Records contained in a dataset
▶

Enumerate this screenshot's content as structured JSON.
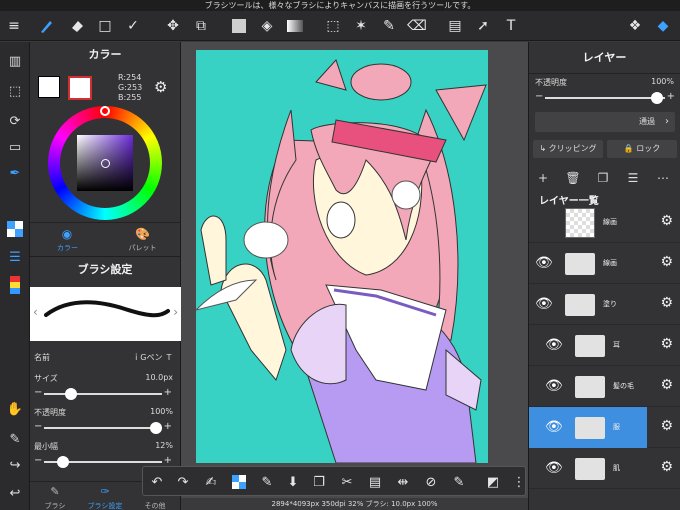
{
  "notice": "ブラシツールは、様々なブラシによりキャンバスに描画を行うツールです。",
  "toolbar": {
    "icons": [
      "menu-icon",
      "brush-icon",
      "eraser-icon",
      "square-icon",
      "checkmark-icon",
      "move-icon",
      "transform-icon",
      "fill-color-icon",
      "bucket-icon",
      "gradient-icon",
      "select-rect-icon",
      "magic-wand-icon",
      "select-pen-icon",
      "select-eraser-icon",
      "layout-icon",
      "pointer-icon",
      "text-icon",
      "materials-icon",
      "layers-icon"
    ],
    "text_tool": "T"
  },
  "color_panel": {
    "title": "カラー",
    "r": "R:254",
    "g": "G:253",
    "b": "B:255",
    "tab_color": "カラー",
    "tab_palette": "パレット",
    "selected_hue_color": "#6a2bd8"
  },
  "brush_panel": {
    "title": "ブラシ設定",
    "name_label": "名前",
    "name_value": "ｉGペン Ｔ",
    "size_label": "サイズ",
    "size_value": "10.0px",
    "size_level": 0.2,
    "opacity_label": "不透明度",
    "opacity_value": "100%",
    "opacity_level": 1.0,
    "min_width_label": "最小幅",
    "min_width_value": "12%",
    "min_width_level": 0.12,
    "tab_brush": "ブラシ",
    "tab_brush_settings": "ブラシ設定",
    "tab_other": "その他"
  },
  "canvas": {
    "background_color": "#38d2c4",
    "status": "2894*4093px 350dpi 32% ブラシ: 10.0px 100%"
  },
  "layer_panel": {
    "title": "レイヤー",
    "opacity_label": "不透明度",
    "opacity_value": "100%",
    "blend_mode": "通過",
    "clipping": "クリッピング",
    "lock": "ロック",
    "list_title": "レイヤー一覧",
    "layers": [
      {
        "name": "線画",
        "type": "layer",
        "visible": false
      },
      {
        "name": "線画",
        "type": "folder",
        "visible": true
      },
      {
        "name": "塗り",
        "type": "folder",
        "visible": true
      },
      {
        "name": "耳",
        "type": "folder",
        "visible": true
      },
      {
        "name": "髪の毛",
        "type": "folder",
        "visible": true
      },
      {
        "name": "服",
        "type": "folder",
        "visible": true,
        "selected": true
      },
      {
        "name": "肌",
        "type": "folder",
        "visible": true
      }
    ]
  }
}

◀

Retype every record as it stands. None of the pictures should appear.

Enumerate this screenshot's content as structured JSON.
{
  "notice": "ブラシツールは、様々なブラシによりキャンバスに描画を行うツールです。",
  "toolbar": {
    "icons": [
      "menu-icon",
      "brush-icon",
      "eraser-icon",
      "square-icon",
      "checkmark-icon",
      "move-icon",
      "transform-icon",
      "fill-color-icon",
      "bucket-icon",
      "gradient-icon",
      "select-rect-icon",
      "magic-wand-icon",
      "select-pen-icon",
      "select-eraser-icon",
      "layout-icon",
      "pointer-icon",
      "text-icon",
      "materials-icon",
      "layers-icon"
    ],
    "text_tool": "T"
  },
  "color_panel": {
    "title": "カラー",
    "r": "R:254",
    "g": "G:253",
    "b": "B:255",
    "tab_color": "カラー",
    "tab_palette": "パレット",
    "selected_hue_color": "#6a2bd8"
  },
  "brush_panel": {
    "title": "ブラシ設定",
    "name_label": "名前",
    "name_value": "ｉGペン Ｔ",
    "size_label": "サイズ",
    "size_value": "10.0px",
    "size_level": 0.2,
    "opacity_label": "不透明度",
    "opacity_value": "100%",
    "opacity_level": 1.0,
    "min_width_label": "最小幅",
    "min_width_value": "12%",
    "min_width_level": 0.12,
    "tab_brush": "ブラシ",
    "tab_brush_settings": "ブラシ設定",
    "tab_other": "その他"
  },
  "canvas": {
    "background_color": "#38d2c4",
    "status": "2894*4093px 350dpi 32% ブラシ: 10.0px 100%"
  },
  "layer_panel": {
    "title": "レイヤー",
    "opacity_label": "不透明度",
    "opacity_value": "100%",
    "blend_mode": "通過",
    "clipping": "クリッピング",
    "lock": "ロック",
    "list_title": "レイヤー一覧",
    "layers": [
      {
        "name": "線画",
        "type": "layer",
        "visible": false
      },
      {
        "name": "線画",
        "type": "folder",
        "visible": true
      },
      {
        "name": "塗り",
        "type": "folder",
        "visible": true
      },
      {
        "name": "耳",
        "type": "folder",
        "visible": true
      },
      {
        "name": "髪の毛",
        "type": "folder",
        "visible": true
      },
      {
        "name": "服",
        "type": "folder",
        "visible": true,
        "selected": true
      },
      {
        "name": "肌",
        "type": "folder",
        "visible": true
      }
    ]
  }
}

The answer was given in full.